When was the last time you apologized to someone? What feelings arose as a result, and what was your goal when you reached out?
The way that we view conflict is inherently negative. As a result, our most common methods for conflict resolution are punitive. We want to right wrongs by assigning punishment; to designate blame to an individual and find resolution through retribution.
This way of thinking, based on the value of individualism, is divisive and fear-based. It utilizes punishment as the primary deterrent for conflict, thus instituting a negative perception of the process. If we take steps together to undo this outlook and instead view conflict resolution as collaborative and restorative, we can encourage a community that is relationship-based and focused on addressing impact rather than wrongdoing.

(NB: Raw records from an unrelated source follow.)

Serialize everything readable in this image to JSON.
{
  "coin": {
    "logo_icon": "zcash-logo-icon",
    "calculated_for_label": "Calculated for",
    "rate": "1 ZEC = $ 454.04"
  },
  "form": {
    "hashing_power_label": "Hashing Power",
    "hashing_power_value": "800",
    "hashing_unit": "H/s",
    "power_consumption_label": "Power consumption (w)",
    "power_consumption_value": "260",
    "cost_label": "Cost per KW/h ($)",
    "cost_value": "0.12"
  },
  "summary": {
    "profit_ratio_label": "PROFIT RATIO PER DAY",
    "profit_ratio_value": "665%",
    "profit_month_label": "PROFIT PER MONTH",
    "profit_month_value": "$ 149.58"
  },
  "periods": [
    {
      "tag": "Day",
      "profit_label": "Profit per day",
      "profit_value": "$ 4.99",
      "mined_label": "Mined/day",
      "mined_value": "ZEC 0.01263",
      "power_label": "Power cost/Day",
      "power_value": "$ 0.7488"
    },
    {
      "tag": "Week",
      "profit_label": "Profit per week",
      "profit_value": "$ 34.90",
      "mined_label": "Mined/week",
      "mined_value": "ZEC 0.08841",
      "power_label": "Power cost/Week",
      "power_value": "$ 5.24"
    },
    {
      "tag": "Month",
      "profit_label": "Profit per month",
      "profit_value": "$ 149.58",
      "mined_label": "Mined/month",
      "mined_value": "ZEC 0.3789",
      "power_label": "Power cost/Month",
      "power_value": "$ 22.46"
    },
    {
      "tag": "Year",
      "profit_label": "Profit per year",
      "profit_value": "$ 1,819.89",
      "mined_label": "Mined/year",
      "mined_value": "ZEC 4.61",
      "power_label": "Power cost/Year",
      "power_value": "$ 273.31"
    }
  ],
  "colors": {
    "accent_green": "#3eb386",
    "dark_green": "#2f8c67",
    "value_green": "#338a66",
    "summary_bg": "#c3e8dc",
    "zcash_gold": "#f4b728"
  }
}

The first step towards this culture of restorative justice is to restructure how we apologize, acknowledging that intention does not matter when impact does not match and taking responsibility to heal interpersonal and community relationships.
Conflict naturally makes us uncomfortable, and apologizing is an ordinary step in resolving this conflict. However, our apologies are often motivated by emotions that do not contribute to genuine resolution. Feelings of discomfort, guilt and blame strip our apologies of their sincerity and effectiveness.
We seek the relief that an apology will bring for ourselves; the hope that we will no longer feel at fault once we have acknowledged our mistake and “moved on.” This approach centers the apology around ourselves — it is an attempt at absolving oneself, not repairing the impact of our actions.
This does not mean that we are being intentionally insincere or misleading when we apologize; we simply have not been conditioned to address conflict from an alternate perspective, one that does not center on ourselves. We fear making mistakes; we fear being called bad people; we fear punishment when we “mess up.”
This basis of fear is a massive deterrent to growth — if we are unable to make mistakes and want to avoid punishment, we will be unwilling to take risks or express ourselves. For these reasons, we struggle with authentic apologies, because acknowledging the harm we have caused “threatens our self-image as an essentially good person,” according to the Zehr Institute for Restorative Justice.
The first step to changing this outlook is asking fundamentally different questions when conflict arises. Rather than asking ourselves what rules were broken and how the offender should be punished, we should instead consider what happened, why it happened, who was impacted and in which ways and how it can be made right. Approaching conflict with this mindset focuses on healing the impact of what has occurred because we care about each other, not because we demand retribution. We will not cause harm then, because we want to maintain good relationships within our community.
With this in mind, we must approach apologizing differently, understanding that it doesn’t matter whether or not you intended to cause harm. Apologizing is about addressing your impact, not your intention. Acknowledge what you did and the effect that it had. It is okay to be uncomfortable doing this. Sit in that discomfort and, rather than using it to avoid accountability, utilize it as a tool for growth as you move forward in your relationship with this person.
Avoid using words like “but” or “if” when you apologize; phrases like “I’m sorry if I hurt you” rather than “that” or “I’m sorry but … ” are methods of self-preservation. While it may feel natural to justify yourself, reflect again on the fact that it’s not about you, but rather healing the damage that you have caused. If it feels important to address your intention, maintain your ownership of the impact by not making excuses.
Commit to healing the situation as much as possible. The best way to demonstrate your sincerity is to change your behavior. Apologizing is an opportunity to grow; be genuinely thankful for the moment. Don’t place a burden on whomever you are apologizing to and demand that they give you a way to make it up to them; offer a space for this to be shared, but do not expect it. It is not their responsibility to tell you how to make it right. Understand that your apology is not an invitation back into somebody’s life — you should apologize out of a genuine desire to make a situation right.
Restructuring how we apologize and how we approach conflict contributes to a culture of mutual understanding and growth — one where we can have a positive, rather than fearful, attitude towards justice. This is not an easy ideological shift; it requires an intentional commitment and willingness to help each other grow, and explore different perspectives or outcomes than we are used to.
If we commit to establishing these community standards together at the Claremont Colleges, we will create an environment that uplifts itself. If we deeply value the relationships that we have with each other, this is a way to prove it.
Stella Favaro PO ’23 is a philosophy, politics and economics major from Sonoma, California. Some of her favorite things are extra hot coffee and going on early morning walks.